How can organisations make human capital more effective during growth periods?
Burke: There is a great need for organisations to move out of the mindset of growth reliant on productivity and process. Organisations have realised that even when people put in their best efforts in a perfectly adequate process environment, productivity gaps still remain. Analysis of these productivity gaps reveal that it is necessary for an organisation to place the right people with the right set of aspirations into a particular job to increase their chances of being effective and productive.
CEB’s model of high potential talent defines a High Potential as one with the ability and aspiration to rise and to be successful in a senior position. Thus, to understand which leaders will be successful in the future, it is important for an organisation to create tailored career development of leaders. There is also a big need for an organisation to make sure that they retain valuable leaders when they are ready to take on next-level profiles.
What is the role of Big Data and analytics in inflecting business outcomes?
Burke: Big Data can potentially play a central role in inflecting business outcomes for growing organisations. The challenge of increasing productivity without increasing headcount is common, and organisations have started realising that good analytics can help identify which people to place in what positions, with a great level of accuracy. The outcome greatly helps in increasing the effectiveness and productivity of people.
Intelligent Big Data analysis also helps organisations identify those behaviours that are crucial to business success. For example, an organisation may recruit some very bright people but without information around how those people prefer to collaborate and network, the organisation will be incapable of providing them with support required to realise their full potential and level of effectiveness.In the Indian BPO industry, until a few years ago, the cost of people was low and an organisation just needed to add more people to match growth in business. Over a period of time, the industry evolved from doing purely transactional jobs to more insight-driven jobs.
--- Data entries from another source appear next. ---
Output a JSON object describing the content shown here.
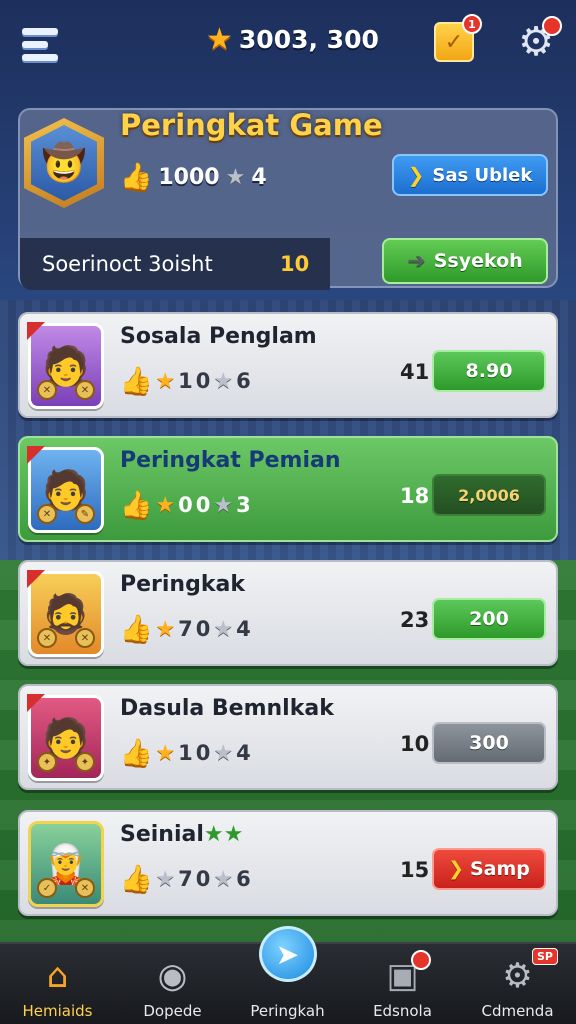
{
  "topbar": {
    "currency_value": "3003, 300",
    "mail_badge": "1",
    "settings_badge": ""
  },
  "profile": {
    "title": "Peringkat Game",
    "likes": "1000",
    "stars": "4",
    "primary_button": "Sas Ublek",
    "score_label": "Soerinoct 3oisht",
    "score_value": "10",
    "secondary_button": "Ssyekoh"
  },
  "rows": [
    {
      "name": "Sosala Penglam",
      "stats_a": "1",
      "stats_b": "0",
      "stats_c": "6",
      "rank": "41",
      "button": "8.90",
      "style": "green"
    },
    {
      "name": "Peringkat Pemian",
      "stats_a": "0",
      "stats_b": "0",
      "stats_c": "3",
      "rank": "18",
      "button": "2,0006",
      "style": "dark"
    },
    {
      "name": "Peringkak",
      "stats_a": "7",
      "stats_b": "0",
      "stats_c": "4",
      "rank": "23",
      "button": "200",
      "style": "green"
    },
    {
      "name": "Dasula Bemnlkak",
      "stats_a": "1",
      "stats_b": "0",
      "stats_c": "4",
      "rank": "10",
      "button": "300",
      "style": "grey"
    },
    {
      "name": "Seinial",
      "stats_a": "7",
      "stats_b": "0",
      "stats_c": "6",
      "rank": "15",
      "button": "Samp",
      "style": "red"
    }
  ],
  "nav": {
    "home": "Hemiaids",
    "second": "Dopede",
    "center": "Peringkah",
    "fourth": "Edsnola",
    "fifth": "Cdmenda",
    "fifth_badge": "SP"
  },
  "colors": {
    "accent_gold": "#ffd24a",
    "primary_blue": "#1c6fd0",
    "success_green": "#2f9a2b",
    "danger_red": "#c9221c"
  }
}
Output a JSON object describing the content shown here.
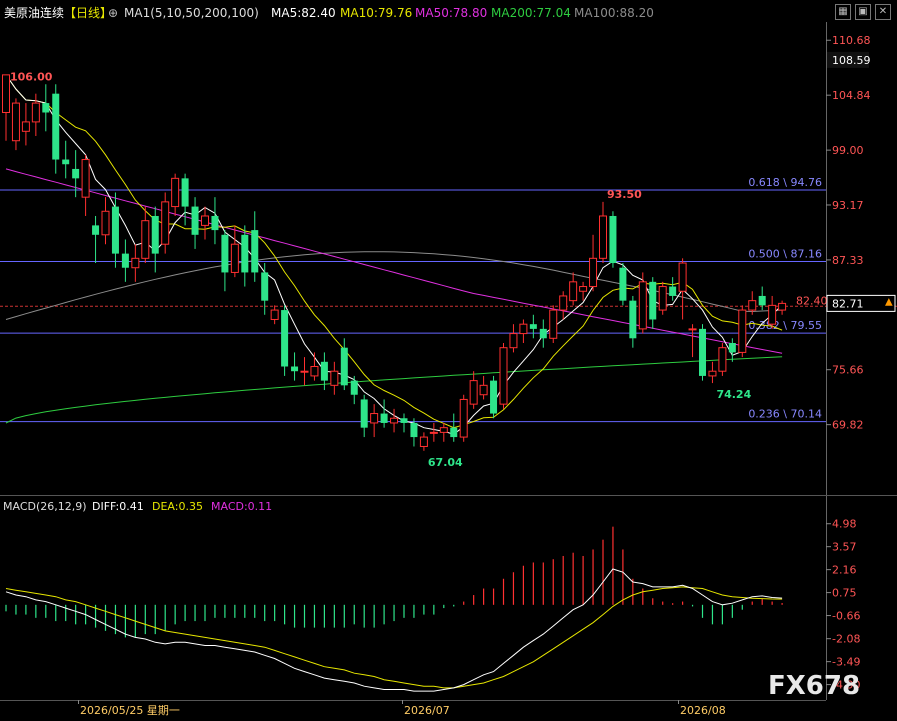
{
  "header": {
    "symbol": "美原油连续",
    "period": "【日线】",
    "settings_icon": "target-icon",
    "ma_params": "MA1(5,10,50,200,100)",
    "ma5": "MA5:82.40",
    "ma10": "MA10:79.76",
    "ma50": "MA50:78.80",
    "ma200": "MA200:77.04",
    "ma100": "MA100:88.20",
    "toolbar_icons": [
      "grid-icon",
      "restore-icon",
      "close-icon"
    ]
  },
  "colors": {
    "background": "#000000",
    "up": "#ff3030",
    "down": "#2ee58a",
    "ma5": "#ffffff",
    "ma10": "#e6e600",
    "ma50": "#e030e0",
    "ma200": "#2ecc40",
    "ma100": "#8c8c8c",
    "fib": "#6666ff",
    "diff": "#ffffff",
    "dea": "#e6e600",
    "macd": "#e030e0"
  },
  "chart_data": {
    "type": "candlestick",
    "y_ticks": [
      "110.68",
      "104.84",
      "99.00",
      "93.17",
      "87.33",
      "75.66",
      "69.82"
    ],
    "ylim": [
      65.0,
      112.3
    ],
    "current_price": "82.71",
    "highlight_price": "108.59",
    "last_close_label": "82.40",
    "candles": [
      [
        103.0,
        107.0,
        106.0,
        100.0
      ],
      [
        100.0,
        104.0,
        104.5,
        99.0
      ],
      [
        101.0,
        102.0,
        104.0,
        99.5
      ],
      [
        102.0,
        104.0,
        105.0,
        100.5
      ],
      [
        104.0,
        103.0,
        106.0,
        101.0
      ],
      [
        105.0,
        98.0,
        106.0,
        96.5
      ],
      [
        98.0,
        97.5,
        100.0,
        96.0
      ],
      [
        97.0,
        96.0,
        99.0,
        94.0
      ],
      [
        94.0,
        98.0,
        98.5,
        92.0
      ],
      [
        91.0,
        90.0,
        92.0,
        87.0
      ],
      [
        90.0,
        92.5,
        94.0,
        89.0
      ],
      [
        93.0,
        88.0,
        94.5,
        86.5
      ],
      [
        88.0,
        86.5,
        89.5,
        85.0
      ],
      [
        86.5,
        87.5,
        89.0,
        85.0
      ],
      [
        87.5,
        91.5,
        93.0,
        87.0
      ],
      [
        92.0,
        88.0,
        93.0,
        86.0
      ],
      [
        89.0,
        93.5,
        94.5,
        88.0
      ],
      [
        93.0,
        96.0,
        96.5,
        92.0
      ],
      [
        96.0,
        93.0,
        96.5,
        91.0
      ],
      [
        93.0,
        90.0,
        94.0,
        88.5
      ],
      [
        91.0,
        92.0,
        93.0,
        89.5
      ],
      [
        92.0,
        90.5,
        94.0,
        89.0
      ],
      [
        90.0,
        86.0,
        90.5,
        84.0
      ],
      [
        86.0,
        89.0,
        91.0,
        85.5
      ],
      [
        90.0,
        86.0,
        91.0,
        84.5
      ],
      [
        90.5,
        86.0,
        92.5,
        85.0
      ],
      [
        86.0,
        83.0,
        87.0,
        81.5
      ],
      [
        81.0,
        82.0,
        82.5,
        80.5
      ],
      [
        82.0,
        76.0,
        82.5,
        75.0
      ],
      [
        76.0,
        75.5,
        77.5,
        74.5
      ],
      [
        75.5,
        75.5,
        77.0,
        74.0
      ],
      [
        75.0,
        76.0,
        77.5,
        74.5
      ],
      [
        76.5,
        74.5,
        77.5,
        73.5
      ],
      [
        74.0,
        75.5,
        76.5,
        73.0
      ],
      [
        78.0,
        74.0,
        79.0,
        73.5
      ],
      [
        74.5,
        73.0,
        75.0,
        72.0
      ],
      [
        72.5,
        69.5,
        73.0,
        68.5
      ],
      [
        70.0,
        71.0,
        72.0,
        68.5
      ],
      [
        71.0,
        70.0,
        72.5,
        69.5
      ],
      [
        70.0,
        70.5,
        71.5,
        69.0
      ],
      [
        70.5,
        70.0,
        71.0,
        69.0
      ],
      [
        70.0,
        68.5,
        70.5,
        67.5
      ],
      [
        67.5,
        68.5,
        69.0,
        67.04
      ],
      [
        69.0,
        69.0,
        70.0,
        68.0
      ],
      [
        69.0,
        69.5,
        70.0,
        68.0
      ],
      [
        69.5,
        68.5,
        71.0,
        68.0
      ],
      [
        68.5,
        72.5,
        73.0,
        68.0
      ],
      [
        72.0,
        74.5,
        75.5,
        71.5
      ],
      [
        73.0,
        74.0,
        75.0,
        72.5
      ],
      [
        74.5,
        71.0,
        75.0,
        70.5
      ],
      [
        72.0,
        78.0,
        78.5,
        71.5
      ],
      [
        78.0,
        79.5,
        80.5,
        77.5
      ],
      [
        79.5,
        80.5,
        81.0,
        78.5
      ],
      [
        80.5,
        80.0,
        81.5,
        79.0
      ],
      [
        80.0,
        79.0,
        81.0,
        78.0
      ],
      [
        79.0,
        82.0,
        82.5,
        78.5
      ],
      [
        82.0,
        83.5,
        84.0,
        81.0
      ],
      [
        83.0,
        85.0,
        86.0,
        82.5
      ],
      [
        84.0,
        84.5,
        85.0,
        83.0
      ],
      [
        84.5,
        87.5,
        90.0,
        84.0
      ],
      [
        87.5,
        92.0,
        93.5,
        87.0
      ],
      [
        92.0,
        87.0,
        92.5,
        86.5
      ],
      [
        86.5,
        83.0,
        87.0,
        82.5
      ],
      [
        83.0,
        79.0,
        83.5,
        78.0
      ],
      [
        80.0,
        85.0,
        86.0,
        79.5
      ],
      [
        85.0,
        81.0,
        85.5,
        80.0
      ],
      [
        82.0,
        84.5,
        85.0,
        81.5
      ],
      [
        84.5,
        83.5,
        85.5,
        83.0
      ],
      [
        84.0,
        87.0,
        87.5,
        81.0
      ],
      [
        80.0,
        80.0,
        80.5,
        77.0
      ],
      [
        80.0,
        75.0,
        80.5,
        74.5
      ],
      [
        75.0,
        75.5,
        76.5,
        74.24
      ],
      [
        75.5,
        78.0,
        78.5,
        75.0
      ],
      [
        78.5,
        77.5,
        79.0,
        76.5
      ],
      [
        77.5,
        82.0,
        82.5,
        77.0
      ],
      [
        82.0,
        83.0,
        84.0,
        81.5
      ],
      [
        83.5,
        82.5,
        84.5,
        82.0
      ],
      [
        80.5,
        82.5,
        83.5,
        80.0
      ],
      [
        82.0,
        82.71,
        83.0,
        81.5
      ]
    ],
    "annotations": [
      {
        "text": "106.00",
        "index": 0,
        "price": 106.0
      },
      {
        "text": "93.50",
        "index": 60,
        "price": 93.5
      },
      {
        "text": "67.04",
        "index": 42,
        "price": 67.04
      },
      {
        "text": "74.24",
        "index": 71,
        "price": 74.24
      }
    ],
    "fib_levels": [
      {
        "value": 94.76,
        "label": "0.618 \\ 94.76"
      },
      {
        "value": 87.16,
        "label": "0.500 \\ 87.16"
      },
      {
        "value": 79.55,
        "label": "0.382 \\ 79.55"
      },
      {
        "value": 70.14,
        "label": "0.236 \\ 70.14"
      }
    ],
    "x_labels": [
      "2026/05/25 星期一",
      "2026/07",
      "2026/08"
    ],
    "macd": {
      "title": "MACD(26,12,9)",
      "diff_label": "DIFF:0.41",
      "dea_label": "DEA:0.35",
      "macd_label": "MACD:0.11",
      "y_ticks": [
        "4.98",
        "3.57",
        "2.16",
        "0.75",
        "-0.66",
        "-2.08",
        "-3.49",
        "-4.90"
      ],
      "ylim": [
        -5.6,
        5.7
      ],
      "diff": [
        0.8,
        0.6,
        0.5,
        0.3,
        0.2,
        0.0,
        -0.2,
        -0.4,
        -0.6,
        -0.9,
        -1.2,
        -1.5,
        -1.8,
        -2.0,
        -2.1,
        -2.3,
        -2.4,
        -2.3,
        -2.3,
        -2.4,
        -2.5,
        -2.5,
        -2.6,
        -2.7,
        -2.8,
        -2.9,
        -3.1,
        -3.3,
        -3.6,
        -3.9,
        -4.1,
        -4.3,
        -4.5,
        -4.6,
        -4.7,
        -4.8,
        -5.0,
        -5.1,
        -5.2,
        -5.2,
        -5.2,
        -5.3,
        -5.3,
        -5.3,
        -5.2,
        -5.1,
        -4.9,
        -4.6,
        -4.3,
        -4.1,
        -3.6,
        -3.1,
        -2.6,
        -2.2,
        -1.8,
        -1.3,
        -0.8,
        -0.3,
        0.0,
        0.6,
        1.4,
        2.2,
        2.0,
        1.4,
        1.3,
        1.1,
        1.1,
        1.1,
        1.2,
        1.0,
        0.6,
        0.2,
        0.0,
        0.1,
        0.3,
        0.5,
        0.55,
        0.45,
        0.41
      ],
      "dea": [
        1.0,
        0.9,
        0.8,
        0.7,
        0.6,
        0.5,
        0.3,
        0.2,
        0.0,
        -0.2,
        -0.4,
        -0.6,
        -0.8,
        -1.0,
        -1.2,
        -1.4,
        -1.6,
        -1.7,
        -1.8,
        -1.9,
        -2.0,
        -2.1,
        -2.2,
        -2.3,
        -2.4,
        -2.5,
        -2.6,
        -2.8,
        -3.0,
        -3.2,
        -3.4,
        -3.6,
        -3.8,
        -3.9,
        -4.0,
        -4.2,
        -4.3,
        -4.4,
        -4.6,
        -4.7,
        -4.8,
        -4.9,
        -5.0,
        -5.0,
        -5.1,
        -5.1,
        -5.0,
        -4.9,
        -4.8,
        -4.6,
        -4.4,
        -4.1,
        -3.8,
        -3.5,
        -3.1,
        -2.7,
        -2.3,
        -1.9,
        -1.5,
        -1.1,
        -0.6,
        -0.1,
        0.3,
        0.6,
        0.8,
        0.9,
        1.0,
        1.05,
        1.1,
        1.05,
        1.0,
        0.8,
        0.6,
        0.5,
        0.45,
        0.4,
        0.38,
        0.36,
        0.35
      ],
      "hist": [
        -0.4,
        -0.6,
        -0.6,
        -0.8,
        -0.8,
        -1.0,
        -1.0,
        -1.2,
        -1.2,
        -1.4,
        -1.6,
        -1.8,
        -2.0,
        -2.0,
        -1.8,
        -1.8,
        -1.6,
        -1.2,
        -1.0,
        -1.0,
        -1.0,
        -0.8,
        -0.8,
        -0.8,
        -0.8,
        -0.8,
        -1.0,
        -1.0,
        -1.2,
        -1.4,
        -1.4,
        -1.4,
        -1.4,
        -1.4,
        -1.4,
        -1.2,
        -1.4,
        -1.4,
        -1.2,
        -1.0,
        -0.8,
        -0.8,
        -0.6,
        -0.6,
        -0.2,
        -0.1,
        0.2,
        0.6,
        1.0,
        1.0,
        1.6,
        2.0,
        2.4,
        2.6,
        2.6,
        2.8,
        3.0,
        3.2,
        3.0,
        3.4,
        4.0,
        4.8,
        3.4,
        1.6,
        1.0,
        0.4,
        0.2,
        0.1,
        0.2,
        -0.1,
        -0.8,
        -1.2,
        -1.2,
        -0.8,
        -0.3,
        0.2,
        0.35,
        0.2,
        0.11
      ]
    }
  },
  "watermark": "FX678"
}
Through Big Data, organisations can understand and predict those behaviours in the talent pool, which are crucial to meet the challenges of new business demands from growth.